(Excerpts from an interface dataset)
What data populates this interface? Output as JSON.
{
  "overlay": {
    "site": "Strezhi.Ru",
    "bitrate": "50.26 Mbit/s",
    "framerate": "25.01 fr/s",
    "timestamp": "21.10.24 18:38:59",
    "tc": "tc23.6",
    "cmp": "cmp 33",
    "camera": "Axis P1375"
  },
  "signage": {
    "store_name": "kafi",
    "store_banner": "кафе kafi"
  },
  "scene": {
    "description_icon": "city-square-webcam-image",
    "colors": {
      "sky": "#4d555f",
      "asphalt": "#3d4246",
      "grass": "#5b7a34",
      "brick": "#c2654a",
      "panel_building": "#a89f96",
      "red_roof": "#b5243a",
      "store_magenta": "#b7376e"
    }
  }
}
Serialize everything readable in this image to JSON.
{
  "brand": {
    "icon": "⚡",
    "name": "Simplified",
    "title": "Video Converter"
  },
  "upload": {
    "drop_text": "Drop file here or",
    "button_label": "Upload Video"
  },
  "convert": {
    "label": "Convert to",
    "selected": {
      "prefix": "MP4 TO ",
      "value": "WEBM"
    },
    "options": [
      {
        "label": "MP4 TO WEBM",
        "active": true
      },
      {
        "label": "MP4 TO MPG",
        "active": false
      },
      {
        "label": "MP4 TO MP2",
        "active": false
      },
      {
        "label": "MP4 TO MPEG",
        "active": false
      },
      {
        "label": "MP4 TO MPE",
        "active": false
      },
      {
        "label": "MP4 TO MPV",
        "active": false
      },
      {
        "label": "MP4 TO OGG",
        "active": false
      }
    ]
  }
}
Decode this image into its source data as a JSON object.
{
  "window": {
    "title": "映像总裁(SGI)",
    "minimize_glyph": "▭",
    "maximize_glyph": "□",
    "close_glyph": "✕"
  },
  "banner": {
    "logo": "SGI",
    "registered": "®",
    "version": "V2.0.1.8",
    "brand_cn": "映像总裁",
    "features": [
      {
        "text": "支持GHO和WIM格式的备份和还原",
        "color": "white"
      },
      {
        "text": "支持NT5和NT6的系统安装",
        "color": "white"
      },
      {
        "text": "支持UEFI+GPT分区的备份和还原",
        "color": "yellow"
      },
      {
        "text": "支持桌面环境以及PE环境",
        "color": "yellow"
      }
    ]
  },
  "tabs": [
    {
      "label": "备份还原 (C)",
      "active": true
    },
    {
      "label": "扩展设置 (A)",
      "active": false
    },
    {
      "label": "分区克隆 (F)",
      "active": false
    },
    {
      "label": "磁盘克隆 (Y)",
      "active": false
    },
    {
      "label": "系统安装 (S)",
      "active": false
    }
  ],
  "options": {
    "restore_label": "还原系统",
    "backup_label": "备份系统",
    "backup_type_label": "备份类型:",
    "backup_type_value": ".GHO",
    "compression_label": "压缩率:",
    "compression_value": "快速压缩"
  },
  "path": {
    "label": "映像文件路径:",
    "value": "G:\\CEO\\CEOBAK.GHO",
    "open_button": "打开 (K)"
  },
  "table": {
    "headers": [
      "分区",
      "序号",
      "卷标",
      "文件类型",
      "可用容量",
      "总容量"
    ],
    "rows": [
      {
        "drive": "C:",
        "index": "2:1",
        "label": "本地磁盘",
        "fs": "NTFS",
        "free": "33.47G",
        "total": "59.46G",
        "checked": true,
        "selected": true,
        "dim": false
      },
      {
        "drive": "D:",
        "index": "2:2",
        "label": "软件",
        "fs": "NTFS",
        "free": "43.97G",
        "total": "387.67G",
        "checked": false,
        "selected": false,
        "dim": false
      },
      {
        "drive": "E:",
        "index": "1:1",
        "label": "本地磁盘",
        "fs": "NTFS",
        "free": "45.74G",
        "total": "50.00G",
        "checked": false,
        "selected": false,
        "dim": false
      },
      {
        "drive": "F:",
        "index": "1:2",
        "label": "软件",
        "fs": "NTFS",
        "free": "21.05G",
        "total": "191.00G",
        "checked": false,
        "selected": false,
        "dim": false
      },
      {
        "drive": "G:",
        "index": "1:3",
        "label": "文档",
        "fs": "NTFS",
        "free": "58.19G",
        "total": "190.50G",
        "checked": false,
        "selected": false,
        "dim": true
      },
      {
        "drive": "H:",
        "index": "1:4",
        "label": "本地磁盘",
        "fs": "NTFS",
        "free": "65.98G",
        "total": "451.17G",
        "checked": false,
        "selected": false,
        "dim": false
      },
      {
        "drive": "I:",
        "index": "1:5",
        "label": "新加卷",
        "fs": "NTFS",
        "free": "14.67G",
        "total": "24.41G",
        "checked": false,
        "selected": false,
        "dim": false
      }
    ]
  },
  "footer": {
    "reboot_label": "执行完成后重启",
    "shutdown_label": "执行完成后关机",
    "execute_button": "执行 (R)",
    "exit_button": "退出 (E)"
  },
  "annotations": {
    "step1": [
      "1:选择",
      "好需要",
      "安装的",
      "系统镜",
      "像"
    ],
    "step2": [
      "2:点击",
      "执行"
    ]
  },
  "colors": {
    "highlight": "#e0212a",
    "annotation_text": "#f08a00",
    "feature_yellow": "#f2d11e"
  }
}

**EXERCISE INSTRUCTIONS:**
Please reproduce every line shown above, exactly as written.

**ANSWER SPACE:**
What data populates this interface? Output as JSON.
{
  "overlay": {
    "site": "Strezhi.Ru",
    "bitrate": "50.26 Mbit/s",
    "framerate": "25.01 fr/s",
    "timestamp": "21.10.24 18:38:59",
    "tc": "tc23.6",
    "cmp": "cmp 33",
    "camera": "Axis P1375"
  },
  "signage": {
    "store_name": "kafi",
    "store_banner": "кафе kafi"
  },
  "scene": {
    "description_icon": "city-square-webcam-image",
    "colors": {
      "sky": "#4d555f",
      "asphalt": "#3d4246",
      "grass": "#5b7a34",
      "brick": "#c2654a",
      "panel_building": "#a89f96",
      "red_roof": "#b5243a",
      "store_magenta": "#b7376e"
    }
  }
}
Serialize everything readable in this image to JSON.
{
  "brand": {
    "icon": "⚡",
    "name": "Simplified",
    "title": "Video Converter"
  },
  "upload": {
    "drop_text": "Drop file here or",
    "button_label": "Upload Video"
  },
  "convert": {
    "label": "Convert to",
    "selected": {
      "prefix": "MP4 TO ",
      "value": "WEBM"
    },
    "options": [
      {
        "label": "MP4 TO WEBM",
        "active": true
      },
      {
        "label": "MP4 TO MPG",
        "active": false
      },
      {
        "label": "MP4 TO MP2",
        "active": false
      },
      {
        "label": "MP4 TO MPEG",
        "active": false
      },
      {
        "label": "MP4 TO MPE",
        "active": false
      },
      {
        "label": "MP4 TO MPV",
        "active": false
      },
      {
        "label": "MP4 TO OGG",
        "active": false
      }
    ]
  }
}
Decode this image into its source data as a JSON object.
{
  "window": {
    "title": "映像总裁(SGI)",
    "minimize_glyph": "▭",
    "maximize_glyph": "□",
    "close_glyph": "✕"
  },
  "banner": {
    "logo": "SGI",
    "registered": "®",
    "version": "V2.0.1.8",
    "brand_cn": "映像总裁",
    "features": [
      {
        "text": "支持GHO和WIM格式的备份和还原",
        "color": "white"
      },
      {
        "text": "支持NT5和NT6的系统安装",
        "color": "white"
      },
      {
        "text": "支持UEFI+GPT分区的备份和还原",
        "color": "yellow"
      },
      {
        "text": "支持桌面环境以及PE环境",
        "color": "yellow"
      }
    ]
  },
  "tabs": [
    {
      "label": "备份还原 (C)",
      "active": true
    },
    {
      "label": "扩展设置 (A)",
      "active": false
    },
    {
      "label": "分区克隆 (F)",
      "active": false
    },
    {
      "label": "磁盘克隆 (Y)",
      "active": false
    },
    {
      "label": "系统安装 (S)",
      "active": false
    }
  ],
  "options": {
    "restore_label": "还原系统",
    "backup_label": "备份系统",
    "backup_type_label": "备份类型:",
    "backup_type_value": ".GHO",
    "compression_label": "压缩率:",
    "compression_value": "快速压缩"
  },
  "path": {
    "label": "映像文件路径:",
    "value": "G:\\CEO\\CEOBAK.GHO",
    "open_button": "打开 (K)"
  },
  "table": {
    "headers": [
      "分区",
      "序号",
      "卷标",
      "文件类型",
      "可用容量",
      "总容量"
    ],
    "rows": [
      {
        "drive": "C:",
        "index": "2:1",
        "label": "本地磁盘",
        "fs": "NTFS",
        "free": "33.47G",
        "total": "59.46G",
        "checked": true,
        "selected": true,
        "dim": false
      },
      {
        "drive": "D:",
        "index": "2:2",
        "label": "软件",
        "fs": "NTFS",
        "free": "43.97G",
        "total": "387.67G",
        "checked": false,
        "selected": false,
        "dim": false
      },
      {
        "drive": "E:",
        "index": "1:1",
        "label": "本地磁盘",
        "fs": "NTFS",
        "free": "45.74G",
        "total": "50.00G",
        "checked": false,
        "selected": false,
        "dim": false
      },
      {
        "drive": "F:",
        "index": "1:2",
        "label": "软件",
        "fs": "NTFS",
        "free": "21.05G",
        "total": "191.00G",
        "checked": false,
        "selected": false,
        "dim": false
      },
      {
        "drive": "G:",
        "index": "1:3",
        "label": "文档",
        "fs": "NTFS",
        "free": "58.19G",
        "total": "190.50G",
        "checked": false,
        "selected": false,
        "dim": true
      },
      {
        "drive": "H:",
        "index": "1:4",
        "label": "本地磁盘",
        "fs": "NTFS",
        "free": "65.98G",
        "total": "451.17G",
        "checked": false,
        "selected": false,
        "dim": false
      },
      {
        "drive": "I:",
        "index": "1:5",
        "label": "新加卷",
        "fs": "NTFS",
        "free": "14.67G",
        "total": "24.41G",
        "checked": false,
        "selected": false,
        "dim": false
      }
    ]
  },
  "footer": {
    "reboot_label": "执行完成后重启",
    "shutdown_label": "执行完成后关机",
    "execute_button": "执行 (R)",
    "exit_button": "退出 (E)"
  },
  "annotations": {
    "step1": [
      "1:选择",
      "好需要",
      "安装的",
      "系统镜",
      "像"
    ],
    "step2": [
      "2:点击",
      "执行"
    ]
  },
  "colors": {
    "highlight": "#e0212a",
    "annotation_text": "#f08a00",
    "feature_yellow": "#f2d11e"
  }
}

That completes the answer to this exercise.